Homepage of John Southworth (John Taylor)


 

I am a Lecturer and STFC Advanced Fellow working in the Astrophysics Group at Keele University, UK. My primary research areas are the study of transiting extrasolar planets and eclipsing binary stars, although I retain a strong interest in asteroseismology, cataclysmic variables and post-common-envelope binaries. Brief descriptions of these research areas are given below. My main aim is to measure the properties of stars and planets as accurately as possible.

The links below give access to various resources, including scientific papers, published data, and computer codes useful for studying binary stars and extrasolar planets. I maintain catalogues of the known transiting planets and well-studied eclipsing binaries. I can be contacted at [email address].

My research

Extrasolar planets are currently a big subject in astrophysics, as we struggle to understand where our own Solar System came from, where is it going, and how many others there are which might support life. I work on transiting extrasolar planets: ones which periodically pass in front of their parent stars as seen from Earth. From observations of these planets we can precisely determine their masses and radii, and so understand the properties of planetary systems in general. A lot of my observations are done with telescopes deliberately driven out of focus, which makes things more interesting. [Transiting planetary system]

[Albireo binary star] Detached eclipsing binaries are vital to our basic understanding of stars, and thus galaxies and the Universe, because they are pretty much the only ones for which we can accurately measure such fundamental properties as their mass and radius. Understanding the real-life properties of stars allows us to model them and investigate their structure and evolution. My work on eclipsing binaries is mainly directed towards ones containing high-mass, low-mass, or peculiar stars, and ones which are members of star clusters.

Cataclysmic variables are a particular type of interacting binary system where a white dwarf (the extremely dense core of what used to be an evolved star) is gradually devouring a low-mass companion star. This results in an accretion disc and lots of nasty and poorly-understood physical phenomena. My work concentrates on measuring the properties (mainly orbital periods) of homogeneous samples of these objects, which can then be used to constrain theories about how they form and evolve. The physics of accretion is needed to study some of the most violent phenomena in the Universe, such as quasars, supernovae and black holes. [Cataclysmic variable system]

[Cat's Eye Nebula] Post-common-envelope binary systems form from a wide binary in which the more massive star puffs up to become a giant, engulfing its companion. Most of the giant star is ejected, forming a planetary nebula which then disperses, leaving behind the core of the giant and its companion in a close orbit.

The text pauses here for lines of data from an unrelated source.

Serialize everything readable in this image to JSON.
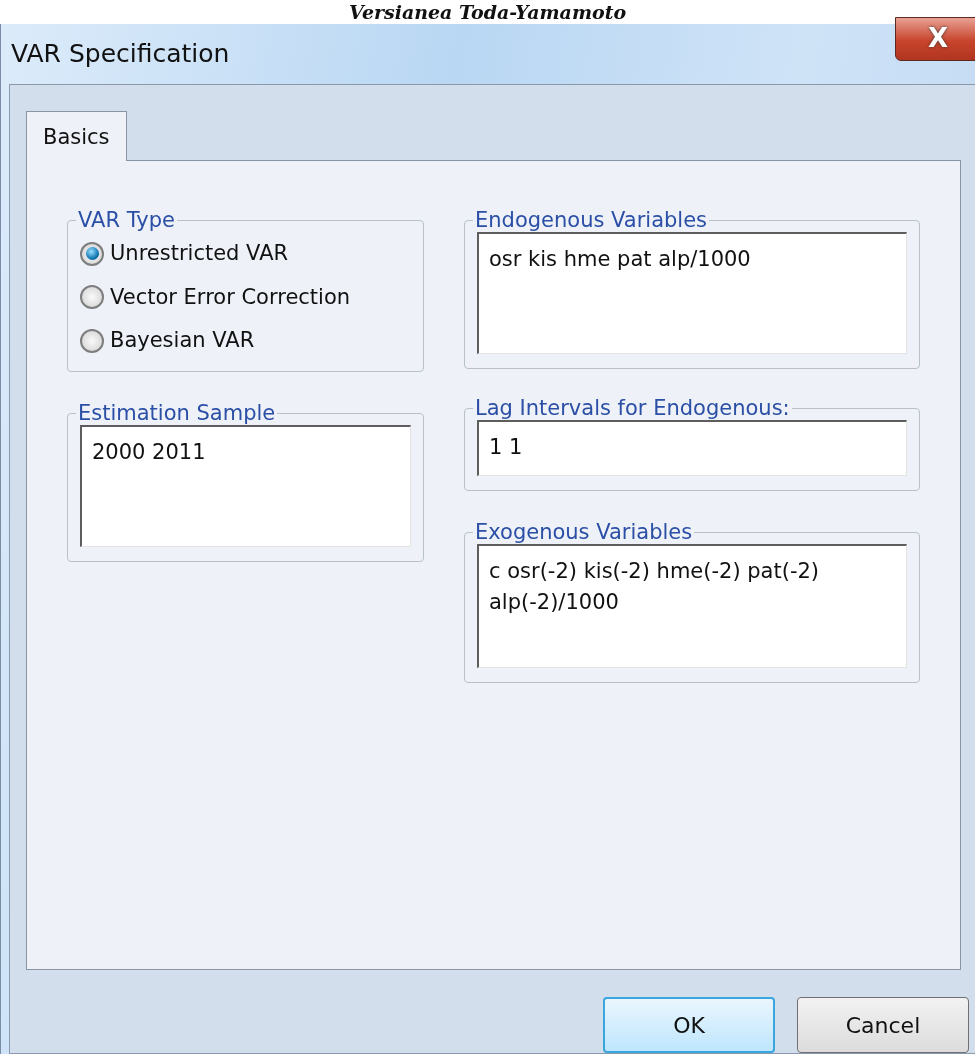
{
  "caption": "Versianea Toda-Yamamoto",
  "window": {
    "title": "VAR Specification",
    "close": "X"
  },
  "tabs": [
    {
      "label": "Basics",
      "selected": true
    }
  ],
  "var_type": {
    "legend": "VAR Type",
    "options": [
      {
        "label": "Unrestricted VAR",
        "selected": true
      },
      {
        "label": "Vector Error Correction",
        "selected": false
      },
      {
        "label": "Bayesian VAR",
        "selected": false
      }
    ]
  },
  "estimation_sample": {
    "legend": "Estimation Sample",
    "value": "2000 2011"
  },
  "endogenous_variables": {
    "legend": "Endogenous Variables",
    "value": "osr kis hme pat alp/1000"
  },
  "lag_intervals": {
    "legend": "Lag Intervals for Endogenous:",
    "value": "1 1"
  },
  "exogenous_variables": {
    "legend": "Exogenous Variables",
    "value": "c osr(-2) kis(-2) hme(-2) pat(-2) alp(-2)/1000"
  },
  "buttons": [
    {
      "label": "OK",
      "kind": "default"
    },
    {
      "label": "Cancel",
      "kind": "normal"
    }
  ]
}
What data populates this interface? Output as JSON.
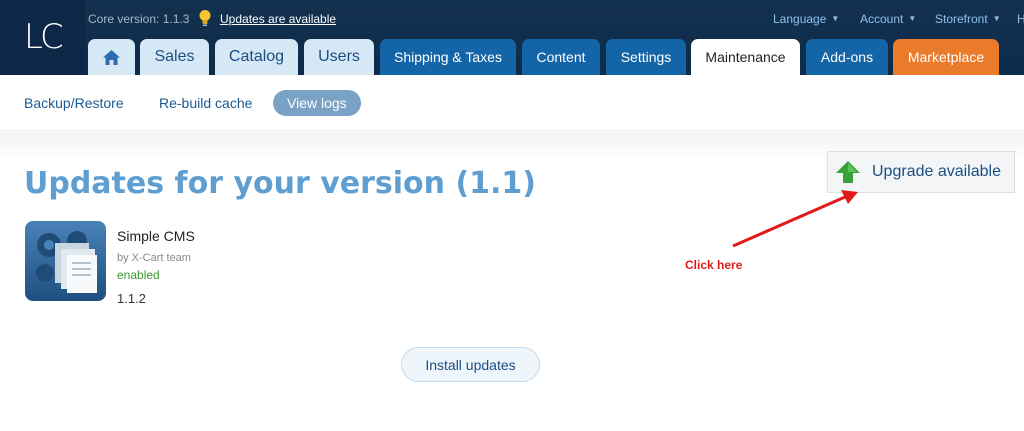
{
  "header": {
    "logo": "LC",
    "core_version": "Core version: 1.1.3",
    "updates_link": "Updates are available",
    "language": "Language",
    "account": "Account",
    "storefront": "Storefront",
    "help_partial": "H"
  },
  "tabs": [
    {
      "label": "home-icon"
    },
    {
      "label": "Sales"
    },
    {
      "label": "Catalog"
    },
    {
      "label": "Users"
    },
    {
      "label": "Shipping & Taxes"
    },
    {
      "label": "Content"
    },
    {
      "label": "Settings"
    },
    {
      "label": "Maintenance"
    },
    {
      "label": "Add-ons"
    },
    {
      "label": "Marketplace"
    }
  ],
  "subnav": {
    "backup": "Backup/Restore",
    "rebuild": "Re-build cache",
    "logs": "View logs"
  },
  "main": {
    "heading": "Updates for your version (1.1)",
    "upgrade_button": "Upgrade available",
    "annotation": "Click here",
    "install_button": "Install updates"
  },
  "module": {
    "name": "Simple CMS",
    "author": "by X-Cart team",
    "status": "enabled",
    "version": "1.1.2"
  },
  "colors": {
    "header_bg": "#0d2b4a",
    "tab_light": "#d6e7f6",
    "tab_dark": "#1465a8",
    "tab_orange": "#ea7b2b",
    "heading": "#5f9ed0",
    "annotation": "#e01b1b",
    "status": "#3a9a2e"
  }
}
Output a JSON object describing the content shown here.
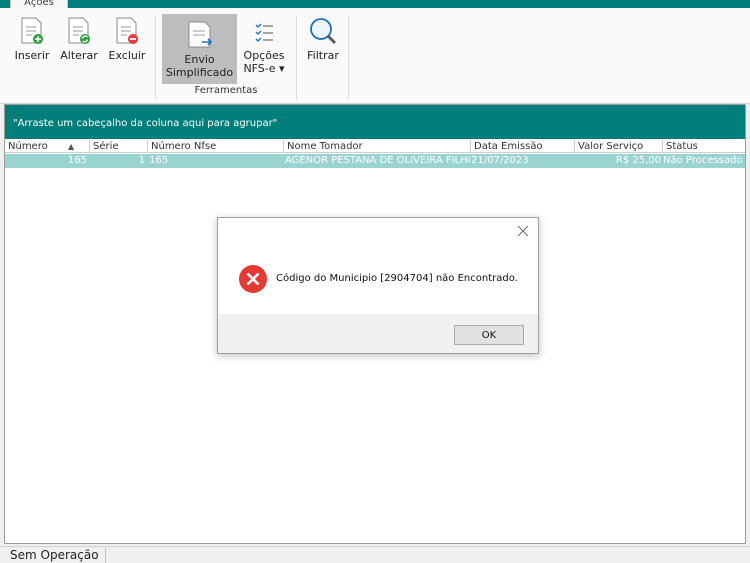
{
  "ribbon": {
    "tab_label": "Ações",
    "buttons": {
      "inserir": "Inserir",
      "alterar": "Alterar",
      "excluir": "Excluir",
      "envio_line1": "Envio",
      "envio_line2": "Simplificado",
      "opcoes_line1": "Opções",
      "opcoes_line2": "NFS-e ▾",
      "filtrar": "Filtrar"
    },
    "group_label": "Ferramentas"
  },
  "grid": {
    "group_hint": "\"Arraste um cabeçalho da coluna aqui para agrupar\"",
    "columns": [
      "Número",
      "Série",
      "Número Nfse",
      "Nome Tomador",
      "Data Emissão",
      "Valor Serviço",
      "Status"
    ],
    "rows": [
      {
        "numero": "165",
        "serie": "1",
        "numero_nfse": "165",
        "nome_tomador": "AGENOR PESTANA DE OLIVEIRA FILHO",
        "data_emissao": "21/07/2023",
        "valor_servico": "R$ 25,00",
        "status": "Não Processado"
      }
    ]
  },
  "dialog": {
    "message": "Código do Municipio [2904704] não Encontrado.",
    "ok_label": "OK",
    "icon": "error-icon"
  },
  "statusbar": {
    "text": "Sem Operação"
  },
  "colors": {
    "accent": "#007f7a",
    "selected_row": "#9ad4d1",
    "error": "#e53935"
  }
}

Many post-common-envelope binaries will become cataclysmic variables, so offer the opportunity to study binary evolution processes without the difficulties caused by the accretion discs which produce much of the overall light in cataclysmic variables.

Asteroseismology holds a lot of promise for improving our understanding of stellar physics. Many stars pulsate, for different reasons, and these pulsations can be used to probe not only their surfaces but also their interiors. This is practically our only way of seeing inside stars, but requires extensive and continuous observations of specific objects. The era of large-scale asteroseismology has now begun, with several space missions (CoRoT, Kepler, MOST) obtaining long and uninterrupted measurements of the brightnesses of thousands of stars. In particular, I aim to study pulsations in eclipsing binaries, in order to combine the advantages of the two approaches. Pulsating star]

 


Last modified: 2012/10/12           John Southworth   (Keele University, UK)